On what needs to change about health services, another pupil said:

"I think one thing the NHS lacks is mental health support, especially for teens, so if that could be improved that would be really good."

Gill Brown, governing body lead for Patient and public participation for NHS Southport and Formby CCG, said:

"They've really changed my views about how we communicate with young people, especially around social media.

"One thing that came across is that we need to do more about mental health service provision for young people, particularly in relation to abuse over social media and the impact that can have on young people."

Watch a video from the event below:

To find out more about getting involved in the work of your local NHS, please email or call 0151 317 8456.


Can you put a price on our local vegetation?

Overall, an estimated 1.4 billion kg of air pollutants were removed by woodlands, plants, grasslands and other UK vegetation in 2015, according to a study produced for the UK Natural Capital accounts by the Centre for Ecology and Hydrology.

To put this in context, over five times as much PM2.5  (fine particulate matter with a diameter of less than 2.5 micrometres, or 3% of the diameter of a human hair) was emitted in the UK in 2015, than was removed by vegetation in 2015.

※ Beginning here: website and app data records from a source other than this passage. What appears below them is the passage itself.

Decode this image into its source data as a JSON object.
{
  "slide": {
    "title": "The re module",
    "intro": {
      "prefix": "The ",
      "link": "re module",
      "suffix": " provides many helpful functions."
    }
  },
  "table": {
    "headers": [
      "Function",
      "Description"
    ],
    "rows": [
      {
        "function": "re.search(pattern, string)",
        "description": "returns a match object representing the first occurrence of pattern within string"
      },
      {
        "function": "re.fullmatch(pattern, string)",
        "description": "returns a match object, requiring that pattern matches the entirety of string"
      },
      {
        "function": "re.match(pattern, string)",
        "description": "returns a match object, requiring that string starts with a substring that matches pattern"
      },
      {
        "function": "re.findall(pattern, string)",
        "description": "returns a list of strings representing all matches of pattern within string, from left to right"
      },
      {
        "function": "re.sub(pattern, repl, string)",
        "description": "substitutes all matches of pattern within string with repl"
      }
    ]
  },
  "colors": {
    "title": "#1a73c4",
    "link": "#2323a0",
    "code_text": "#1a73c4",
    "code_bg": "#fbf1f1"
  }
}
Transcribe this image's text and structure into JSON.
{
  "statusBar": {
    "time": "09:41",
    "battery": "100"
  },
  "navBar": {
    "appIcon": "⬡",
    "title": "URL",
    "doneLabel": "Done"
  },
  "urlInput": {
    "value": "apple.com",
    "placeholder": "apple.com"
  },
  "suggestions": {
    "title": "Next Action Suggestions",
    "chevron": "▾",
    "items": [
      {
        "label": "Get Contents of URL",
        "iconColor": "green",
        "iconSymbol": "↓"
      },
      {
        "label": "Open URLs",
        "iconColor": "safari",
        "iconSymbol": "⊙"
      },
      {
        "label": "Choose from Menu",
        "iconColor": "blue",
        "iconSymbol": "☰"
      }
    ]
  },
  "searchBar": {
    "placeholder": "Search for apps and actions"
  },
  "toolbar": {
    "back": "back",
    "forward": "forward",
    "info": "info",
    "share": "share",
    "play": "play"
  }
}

This pollution removal saved the UK around £1 billion in avoided health damage costs3. It is estimated there were 7,100 fewer lung and heart-related hospital admissions, 27,000 fewer life years lost and 1,900 fewer premature deaths in 2015 as result of nature providing this service.

Trees, in particular, provide a wide range of services and account for most of the volume of air pollutants absorbed by natural vegetation in the UK but can have adverse effects also4.


(an area roughly the same size as a rugby pitch or London’s Trafalgar Square)

Southport & Formby Hospital Young Artists Competition

This year to celebrate Southport Flower Show, Southport & Formby hospital is inviting local children to send in their best artwork, to be in with a chance of winning two tickets to the show. 

Painted FlowersThe winner will also have their work professionally framed and mounted on the stand at the show, then displayed in the hospital after the event.

Mini-artists should try to show what the NHS means to them, using whatever medium they choose.  Send pictures to Philippa Bray at Southport hospital, before 4 pm on Monday 13 August.  Three categories cover the under 11s, 11-16, and 16 plus.

The hospital has a recruitment stand at the flower show this year, to reach out to local people about the vast array of careers available within the NHS and at the local hospitals in Southport and Ormskirk.

To find out more, visit the show’s website.

Jake’s cool idea for children’s quiet room

Children helped design a new hospital quiet room for young patients who need a calming environment.

Jake JonesaThe “Chillaxation Room” was named by Jake Jones, from Skelmersdale, who is a member of the West Lancashire Children and Adolescent Mental Health patient group. Their ideas were incorporated into the final design of the room.

“The name just popped into my head,” said Jake, 13, who attends Our Lady Queen of Peace School, Skelmerdale.

He joined staff and other members of the group to mark the opening of the Chillaxation Room in the children’s department at Ormskirk hospital.

The room, which includes a TV, sensory toys and decoration, has been fitted out with support from the NHS West Lancashire Clinical Commissioning Group and Lancashire Care NHS Foundation Trust.

Fiona Short, Paediatric Liaison Nurse, said:

“We are very pleased with the room now it is finished and thank the participation group for their ideas and input. We have had good feedback from children and families who have used the room so far.”